- Nonsteroidal anti-inflammatory drugs (NSAIDs) act on substances in the body that can cause inflammation, pain, and fever.
- Corticosteroids are often administered as an injection at the site of musculoskeletal injuries. They exert powerful anti-inflammatory effects. They can also be taken orally to relieve pain from, for example, arthritis.
- Acetaminophen increases the body’s pain threshold, but it has little effect on inflammation.
- Opioids, also known as narcotic analgesics, modify pain messages in the brain.
- Muscle relaxants reduce pain from tense muscle groups, most likely through sedative action in the central nervous system.
- Anti-anxiety drugs work on pain in three ways: they reduce anxiety, they relax muscles, and they help patients cope with discomfort.
- Some antidepressants, particularly the tricyclics, may reduce pain transmission through the spinal cord.
- Some anticonvulsant drugs also relieve the pain of neuropathies, possibly by stabilizing nerve cells.
Lumbar Medical Branch Block
This procedure helps relieve pain in the facet joints in the spine. This is done under fluoroscopy guidance (X-ray).

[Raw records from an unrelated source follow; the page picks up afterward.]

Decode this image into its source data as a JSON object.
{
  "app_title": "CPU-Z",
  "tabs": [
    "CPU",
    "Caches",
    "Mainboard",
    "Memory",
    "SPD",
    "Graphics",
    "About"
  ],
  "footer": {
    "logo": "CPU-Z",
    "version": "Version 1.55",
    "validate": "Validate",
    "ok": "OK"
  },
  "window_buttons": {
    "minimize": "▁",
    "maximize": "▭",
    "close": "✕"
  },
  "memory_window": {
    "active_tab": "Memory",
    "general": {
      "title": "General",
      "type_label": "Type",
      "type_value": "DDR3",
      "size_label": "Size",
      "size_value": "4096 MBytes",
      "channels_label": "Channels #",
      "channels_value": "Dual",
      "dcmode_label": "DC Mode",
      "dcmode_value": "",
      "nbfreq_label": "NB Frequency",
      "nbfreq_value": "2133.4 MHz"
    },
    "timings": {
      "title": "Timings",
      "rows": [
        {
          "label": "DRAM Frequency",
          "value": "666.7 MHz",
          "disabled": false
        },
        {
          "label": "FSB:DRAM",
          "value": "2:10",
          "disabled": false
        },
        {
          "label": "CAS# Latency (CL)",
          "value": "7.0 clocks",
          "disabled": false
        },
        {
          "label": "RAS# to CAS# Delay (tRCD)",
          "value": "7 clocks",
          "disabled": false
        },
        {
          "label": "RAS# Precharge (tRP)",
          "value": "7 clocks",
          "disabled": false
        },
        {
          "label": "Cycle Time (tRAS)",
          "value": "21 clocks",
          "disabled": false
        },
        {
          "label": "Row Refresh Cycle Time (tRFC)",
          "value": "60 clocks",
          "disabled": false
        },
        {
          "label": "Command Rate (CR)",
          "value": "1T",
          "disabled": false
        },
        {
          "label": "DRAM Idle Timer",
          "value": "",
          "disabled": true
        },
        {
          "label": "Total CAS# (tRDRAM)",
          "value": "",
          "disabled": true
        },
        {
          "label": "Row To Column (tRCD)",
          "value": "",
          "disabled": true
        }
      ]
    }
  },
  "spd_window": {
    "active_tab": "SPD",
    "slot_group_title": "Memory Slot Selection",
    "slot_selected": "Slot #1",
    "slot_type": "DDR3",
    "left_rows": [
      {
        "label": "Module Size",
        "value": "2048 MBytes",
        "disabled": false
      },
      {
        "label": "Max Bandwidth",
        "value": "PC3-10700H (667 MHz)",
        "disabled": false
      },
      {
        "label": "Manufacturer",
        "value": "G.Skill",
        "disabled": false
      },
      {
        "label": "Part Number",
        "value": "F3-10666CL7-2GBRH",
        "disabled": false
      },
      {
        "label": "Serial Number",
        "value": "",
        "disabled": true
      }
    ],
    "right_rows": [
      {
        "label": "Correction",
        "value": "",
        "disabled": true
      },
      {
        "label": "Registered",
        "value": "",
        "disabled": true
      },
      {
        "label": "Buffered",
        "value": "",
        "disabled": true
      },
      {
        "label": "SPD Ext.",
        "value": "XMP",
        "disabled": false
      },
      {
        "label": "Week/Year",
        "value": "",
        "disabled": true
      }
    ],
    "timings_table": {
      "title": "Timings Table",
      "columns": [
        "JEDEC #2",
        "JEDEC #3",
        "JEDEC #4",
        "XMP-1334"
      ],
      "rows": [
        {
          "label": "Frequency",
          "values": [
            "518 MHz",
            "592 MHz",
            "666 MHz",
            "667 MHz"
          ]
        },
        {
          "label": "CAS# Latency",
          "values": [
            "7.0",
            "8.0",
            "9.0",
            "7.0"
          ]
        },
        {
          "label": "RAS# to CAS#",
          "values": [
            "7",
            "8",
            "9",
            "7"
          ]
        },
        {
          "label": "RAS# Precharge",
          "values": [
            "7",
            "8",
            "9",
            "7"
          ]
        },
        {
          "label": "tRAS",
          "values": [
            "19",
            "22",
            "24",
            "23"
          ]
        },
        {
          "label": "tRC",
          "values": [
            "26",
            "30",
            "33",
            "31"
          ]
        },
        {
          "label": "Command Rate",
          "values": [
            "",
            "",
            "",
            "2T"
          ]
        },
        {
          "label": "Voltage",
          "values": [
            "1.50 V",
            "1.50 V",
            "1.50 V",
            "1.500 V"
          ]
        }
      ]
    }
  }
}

Lumbar Epidural Steroid Injection
This procedure is where the local anesthetic and steroid medication is administered into the epidural space, or near the nerve root of the problem area. (I.E. Hip, knee, etc.) *This procedure is done under fluoroscopy (x-ray).
Radio Frequency Ablation
This procedure provides long – lasting relief for facet mediated pain. It can be repeated every 6-12 months.
Caudal Epidural Steroid Injection
The injection is done by an area near the tailbone. This procedure is done under fluoroscopy guidance (X-ray)
Selective Nerve Root Block
This is a procedure that targets specific nerves and relieves the pain caused by inflammation. This is done under fluoroscopy guidance (X-ray)
Facet joint block: Also known as a zygapophysial joint block, the facet joint block is performed to determine whether a facet joint is a source of pain. Facet joints are located on the back of the spine, where one vertebra slightly overlaps another. These joints guide and restrict the spines movement.